All leaders, from religious leaders, political leaders, community leaders, society leaders from politics or the arts, have an important role to play in condemning hate speech.
Today, I would like to share a few reflections and two points with you:
Firstly,research informs us that 80% of the world’s population, women and men, profess to belong to one religion or another.
Religious actors, including religious leaders are influential, often among the most critical cultural gatekeepers in many societies and communities around the world. They can and must play an important role in also advocating for gender equality and also against gender-based violence and harmful practices, such as child marriages or forced conversions.
In Europe, we have also witnessed people turning away from religious affiliations – sometimes because of regressive opinions on gender equality held by religious authorities and communities.

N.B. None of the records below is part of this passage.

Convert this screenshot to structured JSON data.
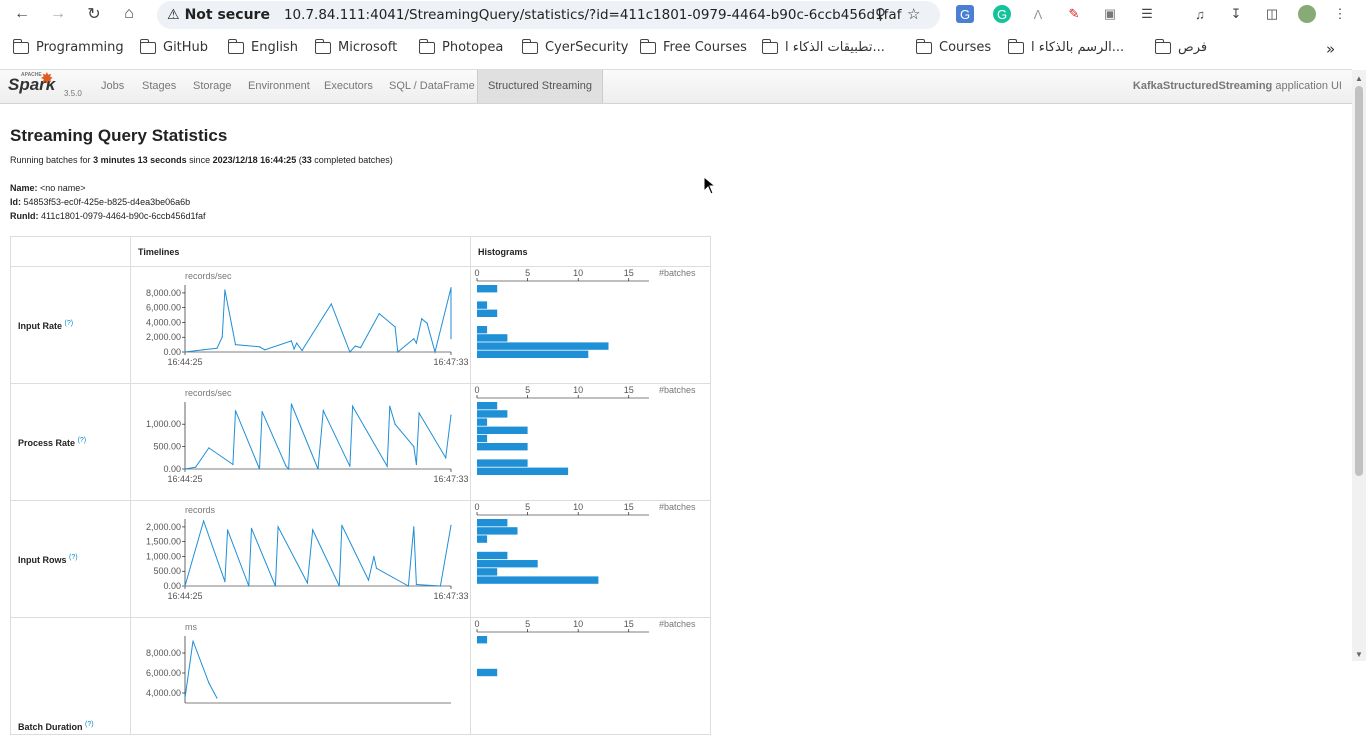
{
  "browser": {
    "security_label": "Not secure",
    "url": "10.7.84.111:4041/StreamingQuery/statistics/?id=411c1801-0979-4464-b90c-6ccb456d1faf",
    "bookmarks": [
      "Programming",
      "GitHub",
      "English",
      "Microsoft",
      "Photopea",
      "CyerSecurity",
      "Free Courses",
      "تطبيقات الذكاء ا...",
      "Courses",
      "الرسم بالذكاء ا...",
      "فرص"
    ]
  },
  "spark": {
    "logo": "Spark",
    "apache": "APACHE",
    "version": "3.5.0",
    "tabs": [
      "Jobs",
      "Stages",
      "Storage",
      "Environment",
      "Executors",
      "SQL / DataFrame",
      "Structured Streaming"
    ],
    "app_name": "KafkaStructuredStreaming",
    "app_suffix": " application UI"
  },
  "page": {
    "title": "Streaming Query Statistics",
    "running_prefix": "Running batches for ",
    "running_duration": "3 minutes 13 seconds",
    "running_since": " since ",
    "running_start": "2023/12/18 16:44:25",
    "running_open": " (",
    "completed_count": "33",
    "running_suffix": " completed batches)",
    "name_label": "Name:",
    "name_value": " <no name>",
    "id_label": "Id:",
    "id_value": " 54853f53-ec0f-425e-b825-d4ea3be06a6b",
    "runid_label": "RunId:",
    "runid_value": " 411c1801-0979-4464-b90c-6ccb456d1faf"
  },
  "table": {
    "col_timelines": "Timelines",
    "col_histograms": "Histograms",
    "help_mark": "(?)",
    "x_start": "16:44:25",
    "x_end": "16:47:33",
    "hist_unit": "#batches",
    "hist_ticks": [
      "0",
      "5",
      "10",
      "15"
    ]
  },
  "chart_data": [
    {
      "type": "line",
      "title": "Input Rate",
      "ylabel": "records/sec",
      "yticks": [
        "8,000.00",
        "6,000.00",
        "4,000.00",
        "2,000.00",
        "0.00"
      ],
      "ylim": [
        0,
        8800
      ],
      "x": [
        0,
        0.07,
        0.12,
        0.14,
        0.15,
        0.19,
        0.28,
        0.3,
        0.4,
        0.41,
        0.42,
        0.44,
        0.55,
        0.62,
        0.64,
        0.66,
        0.73,
        0.79,
        0.8,
        0.86,
        0.87,
        0.89,
        0.91,
        0.94,
        1.0,
        1.0
      ],
      "y": [
        0,
        300,
        500,
        2000,
        8400,
        1000,
        700,
        300,
        1500,
        400,
        1200,
        200,
        6500,
        0,
        800,
        600,
        5200,
        3400,
        0,
        1800,
        1200,
        4500,
        3900,
        0,
        8700,
        1800
      ]
    },
    {
      "type": "bar",
      "title": "Input Rate histogram",
      "xlabel": "#batches",
      "xlim": [
        0,
        17
      ],
      "values": [
        2,
        0,
        1,
        2,
        0,
        1,
        3,
        13,
        11
      ]
    },
    {
      "type": "line",
      "title": "Process Rate",
      "ylabel": "records/sec",
      "yticks": [
        "1,000.00",
        "500.00",
        "0.00"
      ],
      "ylim": [
        0,
        1450
      ],
      "x": [
        0,
        0.04,
        0.09,
        0.18,
        0.19,
        0.28,
        0.29,
        0.38,
        0.39,
        0.4,
        0.5,
        0.52,
        0.62,
        0.63,
        0.76,
        0.77,
        0.79,
        0.86,
        0.87,
        0.88,
        0.98,
        1.0
      ],
      "y": [
        0,
        40,
        470,
        100,
        1300,
        0,
        1280,
        60,
        0,
        1450,
        0,
        1300,
        60,
        1400,
        60,
        1400,
        1000,
        500,
        100,
        1250,
        250,
        1200
      ]
    },
    {
      "type": "bar",
      "title": "Process Rate histogram",
      "xlabel": "#batches",
      "xlim": [
        0,
        17
      ],
      "values": [
        2,
        3,
        1,
        5,
        1,
        5,
        0,
        5,
        9
      ]
    },
    {
      "type": "line",
      "title": "Input Rows",
      "ylabel": "records",
      "yticks": [
        "2,000.00",
        "1,500.00",
        "1,000.00",
        "500.00",
        "0.00"
      ],
      "ylim": [
        0,
        2200
      ],
      "x": [
        0,
        0.07,
        0.15,
        0.16,
        0.24,
        0.25,
        0.34,
        0.35,
        0.46,
        0.48,
        0.58,
        0.59,
        0.69,
        0.71,
        0.72,
        0.84,
        0.86,
        0.87,
        0.96,
        1.0
      ],
      "y": [
        0,
        2200,
        150,
        1900,
        0,
        1950,
        0,
        2000,
        100,
        1900,
        0,
        2050,
        200,
        1000,
        600,
        0,
        2000,
        50,
        0,
        2050
      ]
    },
    {
      "type": "bar",
      "title": "Input Rows histogram",
      "xlabel": "#batches",
      "xlim": [
        0,
        17
      ],
      "values": [
        3,
        4,
        1,
        0,
        3,
        6,
        2,
        12
      ]
    },
    {
      "type": "line",
      "title": "Batch Duration",
      "ylabel": "ms",
      "yticks": [
        "8,000.00",
        "6,000.00",
        "4,000.00"
      ],
      "ylim": [
        3000,
        9500
      ],
      "x": [
        0,
        0.03,
        0.09,
        0.12
      ],
      "y": [
        3500,
        9200,
        5000,
        3500
      ]
    },
    {
      "type": "bar",
      "title": "Batch Duration histogram",
      "xlabel": "#batches",
      "xlim": [
        0,
        17
      ],
      "values": [
        1,
        0,
        0,
        0,
        2
      ]
    }
  ]
}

For all the above reasons, it’s imperative to take into account, and critically appreciate when we speak about the rights of religious minorities, why and how religion intersects with the lives of citizens, women, men, girls and boys positively or negatively.
It is also extremely important to ensure that new legislation or bureaucratic decisions are analysed in detail, so as to ensure that they do not intentionally or unintentionally introduce new barriers or discriminations on grounds of faith, race or gender. Similarly updating existing legislation in this respect is also important. Often the devil is in the detail.
Secondly, human rights actors and religious actors need to work together and not in silos.
My second point is that there are many encouraging initiatives connecting human rights actors and religious actors/leaders. This is why I very much welcome today’s event - Just look around us here today.
I have already mentioned the unprecedented roundtable we co-organised in December. One of the most memorable parts of the roundtable was when people that would not have met nor interacted in the past came together – heard others but were also listened to – in the conviction that there is a need to promote interfaith dialogue and that all are necessary to be there to achieve this objective.
Before I conclude, let me say a few word on what we are doing in Europe. The EU’s Fundamental Rights Agency (FRA) is also stepping in the area of religion and human rights in Europe, which is both necessary and important. In 2019 EU launched a Global Exchange platform on Religion and Society, some of you here today were present at the launch. This platform reaffirmed the need for different actors (religious and non-religious) to actively exchange positive experiences of inter/intra-faith harmony and co-existence.
I am a firm believer that bringing closer religion and human rights can open innovative and unexpected common grounds.
The EU in Pakistan will continue catalysing inter/intra-faith roundtables with Pakistani partners and I hope these initiatives can generate real positive changes in peoples’ lives.
Thank you very much for your attention and congratulations again to the organisers and participants for committing to finding ways to promote religious freedom – we all have to do our part.
I am looking forward to continue engaging with all of you.